Could you show each line of the records that contains the word "Reliability"?

_Stored dataset items:_
———

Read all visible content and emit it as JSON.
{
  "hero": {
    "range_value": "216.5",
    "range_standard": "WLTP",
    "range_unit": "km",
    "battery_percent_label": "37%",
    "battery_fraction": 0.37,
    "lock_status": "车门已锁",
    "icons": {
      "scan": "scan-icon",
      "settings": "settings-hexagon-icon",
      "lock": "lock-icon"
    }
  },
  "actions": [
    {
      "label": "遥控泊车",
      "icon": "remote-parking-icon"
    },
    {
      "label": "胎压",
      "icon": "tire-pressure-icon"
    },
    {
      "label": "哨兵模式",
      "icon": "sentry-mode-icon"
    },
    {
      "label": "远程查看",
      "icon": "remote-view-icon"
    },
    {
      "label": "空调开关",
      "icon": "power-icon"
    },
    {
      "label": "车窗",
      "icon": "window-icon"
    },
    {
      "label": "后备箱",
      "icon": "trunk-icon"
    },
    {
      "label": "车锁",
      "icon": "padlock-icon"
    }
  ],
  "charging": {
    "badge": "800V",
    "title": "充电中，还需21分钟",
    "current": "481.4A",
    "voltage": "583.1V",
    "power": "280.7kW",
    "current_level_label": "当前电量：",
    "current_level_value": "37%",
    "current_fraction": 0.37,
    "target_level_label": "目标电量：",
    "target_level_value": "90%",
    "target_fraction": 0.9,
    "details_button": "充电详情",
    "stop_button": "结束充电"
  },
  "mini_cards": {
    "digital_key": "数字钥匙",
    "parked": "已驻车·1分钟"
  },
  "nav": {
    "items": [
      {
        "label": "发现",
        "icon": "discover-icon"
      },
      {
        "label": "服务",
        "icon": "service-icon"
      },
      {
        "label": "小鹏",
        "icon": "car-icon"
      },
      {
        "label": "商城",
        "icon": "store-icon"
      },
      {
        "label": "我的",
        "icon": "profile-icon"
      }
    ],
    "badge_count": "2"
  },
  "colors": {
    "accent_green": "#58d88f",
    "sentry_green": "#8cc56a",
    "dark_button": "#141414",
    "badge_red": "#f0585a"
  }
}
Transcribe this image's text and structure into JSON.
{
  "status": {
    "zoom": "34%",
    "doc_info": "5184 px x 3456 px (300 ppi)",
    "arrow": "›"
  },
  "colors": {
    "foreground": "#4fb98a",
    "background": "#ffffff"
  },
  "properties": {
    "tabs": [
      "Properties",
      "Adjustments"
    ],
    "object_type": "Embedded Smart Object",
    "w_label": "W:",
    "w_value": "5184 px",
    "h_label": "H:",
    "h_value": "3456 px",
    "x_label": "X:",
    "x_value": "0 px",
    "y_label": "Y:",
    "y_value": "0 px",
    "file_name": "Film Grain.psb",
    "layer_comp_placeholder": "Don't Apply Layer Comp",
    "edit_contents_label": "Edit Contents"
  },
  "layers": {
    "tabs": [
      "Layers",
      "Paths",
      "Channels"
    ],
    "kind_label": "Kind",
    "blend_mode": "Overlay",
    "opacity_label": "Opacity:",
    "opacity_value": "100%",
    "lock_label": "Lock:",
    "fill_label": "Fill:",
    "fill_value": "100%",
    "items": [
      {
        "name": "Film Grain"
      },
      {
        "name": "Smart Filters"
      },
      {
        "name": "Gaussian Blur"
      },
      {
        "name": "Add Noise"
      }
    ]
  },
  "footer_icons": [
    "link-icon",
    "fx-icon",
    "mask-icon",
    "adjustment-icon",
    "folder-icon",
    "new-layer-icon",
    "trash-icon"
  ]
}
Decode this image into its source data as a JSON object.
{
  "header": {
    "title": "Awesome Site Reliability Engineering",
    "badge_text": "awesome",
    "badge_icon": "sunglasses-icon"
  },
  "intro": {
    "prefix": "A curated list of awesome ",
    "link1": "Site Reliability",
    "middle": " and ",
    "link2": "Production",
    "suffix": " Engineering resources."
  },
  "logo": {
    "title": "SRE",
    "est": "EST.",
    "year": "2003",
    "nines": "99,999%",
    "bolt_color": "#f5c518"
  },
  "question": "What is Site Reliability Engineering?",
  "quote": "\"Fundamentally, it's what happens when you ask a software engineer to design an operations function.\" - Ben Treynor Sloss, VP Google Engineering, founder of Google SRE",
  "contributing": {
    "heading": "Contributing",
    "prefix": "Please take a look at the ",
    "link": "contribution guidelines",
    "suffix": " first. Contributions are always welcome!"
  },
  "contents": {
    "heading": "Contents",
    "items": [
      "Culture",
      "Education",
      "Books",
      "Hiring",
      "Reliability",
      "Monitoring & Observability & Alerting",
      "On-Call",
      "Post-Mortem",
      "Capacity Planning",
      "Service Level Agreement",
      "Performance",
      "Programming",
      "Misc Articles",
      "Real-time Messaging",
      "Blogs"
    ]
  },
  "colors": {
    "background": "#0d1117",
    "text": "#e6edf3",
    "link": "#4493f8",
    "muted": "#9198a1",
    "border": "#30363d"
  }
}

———

_Written answer:_
    "title": "Awesome Site Reliability Engineering",
    "link1": "Site Reliability",
  "question": "What is Site Reliability Engineering?",
      "Reliability",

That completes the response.